### [Problem to solve]
From start to finish, set down the entries below exactly, leaving out the pictures.

### [App and web page records]
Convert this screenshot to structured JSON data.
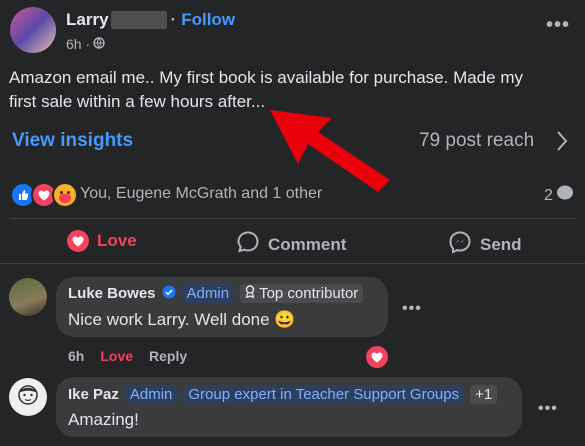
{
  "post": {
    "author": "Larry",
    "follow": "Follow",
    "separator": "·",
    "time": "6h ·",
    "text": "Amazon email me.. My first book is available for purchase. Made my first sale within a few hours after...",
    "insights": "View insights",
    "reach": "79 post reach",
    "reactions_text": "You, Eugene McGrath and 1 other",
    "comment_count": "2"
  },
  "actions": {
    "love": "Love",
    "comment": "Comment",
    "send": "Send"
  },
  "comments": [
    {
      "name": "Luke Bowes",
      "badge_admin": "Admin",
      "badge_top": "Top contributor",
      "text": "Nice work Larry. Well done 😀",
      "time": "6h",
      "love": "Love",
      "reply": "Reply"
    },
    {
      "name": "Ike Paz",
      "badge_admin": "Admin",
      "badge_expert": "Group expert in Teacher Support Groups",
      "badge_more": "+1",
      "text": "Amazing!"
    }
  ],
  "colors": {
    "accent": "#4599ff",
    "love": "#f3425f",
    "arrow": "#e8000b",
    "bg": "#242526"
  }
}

### [Expected output]
Convert this screenshot to structured JSON data.
{
  "post": {
    "author": "Larry",
    "follow": "Follow",
    "separator": "·",
    "time": "6h ·",
    "text": "Amazon email me.. My first book is available for purchase. Made my first sale within a few hours after...",
    "insights": "View insights",
    "reach": "79 post reach",
    "reactions_text": "You, Eugene McGrath and 1 other",
    "comment_count": "2"
  },
  "actions": {
    "love": "Love",
    "comment": "Comment",
    "send": "Send"
  },
  "comments": [
    {
      "name": "Luke Bowes",
      "badge_admin": "Admin",
      "badge_top": "Top contributor",
      "text": "Nice work Larry. Well done 😀",
      "time": "6h",
      "love": "Love",
      "reply": "Reply"
    },
    {
      "name": "Ike Paz",
      "badge_admin": "Admin",
      "badge_expert": "Group expert in Teacher Support Groups",
      "badge_more": "+1",
      "text": "Amazing!"
    }
  ],
  "colors": {
    "accent": "#4599ff",
    "love": "#f3425f",
    "arrow": "#e8000b",
    "bg": "#242526"
  }
}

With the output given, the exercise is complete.